Child Safety Week 2017 runs from Monday 5th to Sunday 11th June 2017.
Child Safety Week is an annual campaign run by Child Accident Prevention Trust (CAPT) to raise awareness of the risks of child accidents and how they can be prevented. It is about creating a safe environment for children so that they can safely explore the world arounbd them, without injuring themselves.
The week covers everything to do with child safety, from preventing accidents in the home to choking hazards, downing and road safety to fire, burns and scalds.
CAPT have produced a free Parents Pack for Child Safety Week 2017 to download which includes information on preventing all types of accidents.
There is also an action pack aimed at health professionals, teachers and community workers which can be used to produce lesson plans and educational events for schools, worlplaces, parents groups, nurseries or homeschooling. The pack includes colouring pictures and activity sheets to encourage kids to think about safety.
One of the focuses of Child Safety Week 2017 is the danger posed by children swallowing button batteries. These are the small, round batteries which can be found in many children's toys, as well as remote controls, musical birthday cards, calculators and many other gadgets around the home.
Because these batteries are so small it is easy for a child to swallow them. If these are swallowed and become stuck in a child's throat they can kill a child in as little as two hours.
If you suspect that a child has swallowed a button battery:-
To find out more about Button Battery Safety visit capt.org.uk/button-batteries
According to CAPT, 70 children under 5 are rushed to A&E every day with suspected poisoning.
Bitrex is the world's most bitter substance. That is why it is added to many dangerous household products - it makes them taste so bitter that children will spit them out before swallowing them.
Don't believe it? You can try it for your self with a free Bitrex Taste Test Kit.
The daily pressures of caring for children can make it hard to keep up with all the possible hazards as they grow. What’s more, because the hazards aren’t always obvious, it can be even harder to keep children out of harm’s way. But if you take the time to become familiar with possible dangers, you might spot a potentially dangerous situation before it becomes an accident, and your child ends up in A&E.

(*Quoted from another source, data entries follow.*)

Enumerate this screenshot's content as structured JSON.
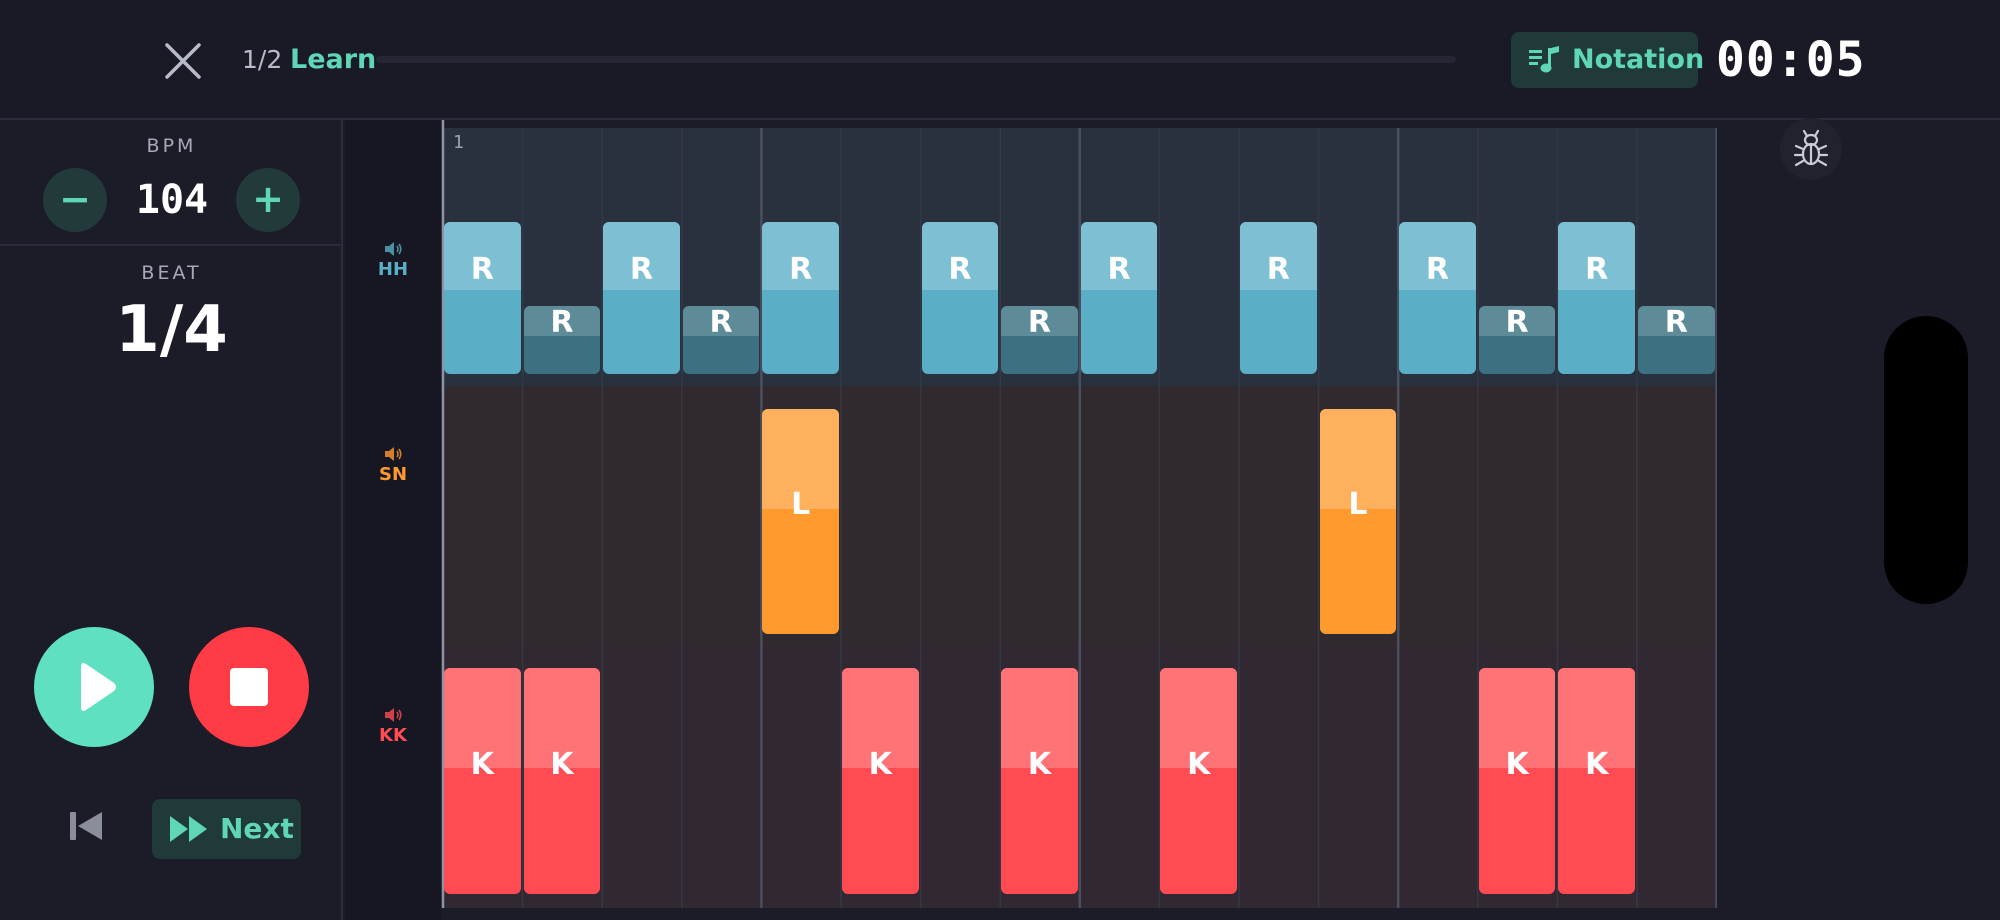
{
  "header": {
    "progress_counter": "1/2",
    "progress_label": "Learn",
    "notation_label": "Notation",
    "timer": "00:05"
  },
  "controls": {
    "bpm_caption": "BPM",
    "bpm_value": "104",
    "minus_symbol": "−",
    "plus_symbol": "+",
    "beat_caption": "BEAT",
    "beat_value": "1/4",
    "next_label": "Next"
  },
  "grid": {
    "bar_number": "1",
    "steps": 16,
    "tracks": [
      {
        "id": "hh",
        "name": "HH",
        "color": "#5aaec6",
        "notes": [
          {
            "step": 0,
            "label": "R",
            "accent": true
          },
          {
            "step": 1,
            "label": "R",
            "accent": false
          },
          {
            "step": 2,
            "label": "R",
            "accent": true
          },
          {
            "step": 3,
            "label": "R",
            "accent": false
          },
          {
            "step": 4,
            "label": "R",
            "accent": true
          },
          {
            "step": 6,
            "label": "R",
            "accent": true
          },
          {
            "step": 7,
            "label": "R",
            "accent": false
          },
          {
            "step": 8,
            "label": "R",
            "accent": true
          },
          {
            "step": 10,
            "label": "R",
            "accent": true
          },
          {
            "step": 12,
            "label": "R",
            "accent": true
          },
          {
            "step": 13,
            "label": "R",
            "accent": false
          },
          {
            "step": 14,
            "label": "R",
            "accent": true
          },
          {
            "step": 15,
            "label": "R",
            "accent": false
          }
        ]
      },
      {
        "id": "sn",
        "name": "SN",
        "color": "#ff9a2e",
        "notes": [
          {
            "step": 4,
            "label": "L",
            "accent": true
          },
          {
            "step": 11,
            "label": "L",
            "accent": true
          }
        ]
      },
      {
        "id": "kk",
        "name": "KK",
        "color": "#ff4b51",
        "notes": [
          {
            "step": 0,
            "label": "K",
            "accent": true
          },
          {
            "step": 1,
            "label": "K",
            "accent": true
          },
          {
            "step": 5,
            "label": "K",
            "accent": true
          },
          {
            "step": 7,
            "label": "K",
            "accent": true
          },
          {
            "step": 9,
            "label": "K",
            "accent": true
          },
          {
            "step": 13,
            "label": "K",
            "accent": true
          },
          {
            "step": 14,
            "label": "K",
            "accent": true
          }
        ]
      }
    ]
  },
  "icons": {
    "close": "close-icon",
    "notation": "music-note-list-icon",
    "speaker": "speaker-icon",
    "play": "play-icon",
    "stop": "stop-icon",
    "previous": "skip-back-icon",
    "next": "fast-forward-icon",
    "debug": "bug-icon"
  }
}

To find out more about keeping your child safe, visit childsafetyweek.org.uk which is the official website of Child Safety Week and has lots more tips on keeping your children safe at home and when they are out and about.
Related: Stay Safe in the Sun - Sun Safety Colouring Picture - Free printable
About the Author: Jacqui O'Brien is the Editor of eParenting.